*** Study material Section Begins ***

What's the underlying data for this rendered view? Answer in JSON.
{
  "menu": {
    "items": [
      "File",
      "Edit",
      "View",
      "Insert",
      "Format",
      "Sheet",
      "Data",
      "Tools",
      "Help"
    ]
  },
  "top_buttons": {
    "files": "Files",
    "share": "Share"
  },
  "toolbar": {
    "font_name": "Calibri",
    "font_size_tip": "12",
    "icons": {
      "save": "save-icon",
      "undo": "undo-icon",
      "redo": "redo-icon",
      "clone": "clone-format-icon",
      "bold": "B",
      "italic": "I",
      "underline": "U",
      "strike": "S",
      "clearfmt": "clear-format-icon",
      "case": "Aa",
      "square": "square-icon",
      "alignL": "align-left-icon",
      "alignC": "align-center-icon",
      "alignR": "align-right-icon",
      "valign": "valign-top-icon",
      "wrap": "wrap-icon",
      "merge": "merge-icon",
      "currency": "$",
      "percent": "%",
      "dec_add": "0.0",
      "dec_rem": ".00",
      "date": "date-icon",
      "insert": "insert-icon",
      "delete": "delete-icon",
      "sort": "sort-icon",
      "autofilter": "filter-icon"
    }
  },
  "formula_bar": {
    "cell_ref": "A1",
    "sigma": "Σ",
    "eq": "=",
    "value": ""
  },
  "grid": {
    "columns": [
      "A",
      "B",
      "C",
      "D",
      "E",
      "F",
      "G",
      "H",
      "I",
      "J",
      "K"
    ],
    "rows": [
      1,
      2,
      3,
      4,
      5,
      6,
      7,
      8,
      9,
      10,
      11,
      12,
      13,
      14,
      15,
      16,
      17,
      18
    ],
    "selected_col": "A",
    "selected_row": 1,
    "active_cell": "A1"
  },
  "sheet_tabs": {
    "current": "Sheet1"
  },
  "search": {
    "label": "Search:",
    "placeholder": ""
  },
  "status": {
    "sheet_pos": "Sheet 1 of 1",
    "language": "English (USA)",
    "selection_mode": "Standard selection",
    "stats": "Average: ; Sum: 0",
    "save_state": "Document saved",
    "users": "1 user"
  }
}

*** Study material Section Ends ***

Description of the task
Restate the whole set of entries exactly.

Solution for this task
What's the underlying data for this rendered view? Answer in JSON.
{
  "menu": {
    "items": [
      "File",
      "Edit",
      "View",
      "Insert",
      "Format",
      "Sheet",
      "Data",
      "Tools",
      "Help"
    ]
  },
  "top_buttons": {
    "files": "Files",
    "share": "Share"
  },
  "toolbar": {
    "font_name": "Calibri",
    "font_size_tip": "12",
    "icons": {
      "save": "save-icon",
      "undo": "undo-icon",
      "redo": "redo-icon",
      "clone": "clone-format-icon",
      "bold": "B",
      "italic": "I",
      "underline": "U",
      "strike": "S",
      "clearfmt": "clear-format-icon",
      "case": "Aa",
      "square": "square-icon",
      "alignL": "align-left-icon",
      "alignC": "align-center-icon",
      "alignR": "align-right-icon",
      "valign": "valign-top-icon",
      "wrap": "wrap-icon",
      "merge": "merge-icon",
      "currency": "$",
      "percent": "%",
      "dec_add": "0.0",
      "dec_rem": ".00",
      "date": "date-icon",
      "insert": "insert-icon",
      "delete": "delete-icon",
      "sort": "sort-icon",
      "autofilter": "filter-icon"
    }
  },
  "formula_bar": {
    "cell_ref": "A1",
    "sigma": "Σ",
    "eq": "=",
    "value": ""
  },
  "grid": {
    "columns": [
      "A",
      "B",
      "C",
      "D",
      "E",
      "F",
      "G",
      "H",
      "I",
      "J",
      "K"
    ],
    "rows": [
      1,
      2,
      3,
      4,
      5,
      6,
      7,
      8,
      9,
      10,
      11,
      12,
      13,
      14,
      15,
      16,
      17,
      18
    ],
    "selected_col": "A",
    "selected_row": 1,
    "active_cell": "A1"
  },
  "sheet_tabs": {
    "current": "Sheet1"
  },
  "search": {
    "label": "Search:",
    "placeholder": ""
  },
  "status": {
    "sheet_pos": "Sheet 1 of 1",
    "language": "English (USA)",
    "selection_mode": "Standard selection",
    "stats": "Average: ; Sum: 0",
    "save_state": "Document saved",
    "users": "1 user"
  }
}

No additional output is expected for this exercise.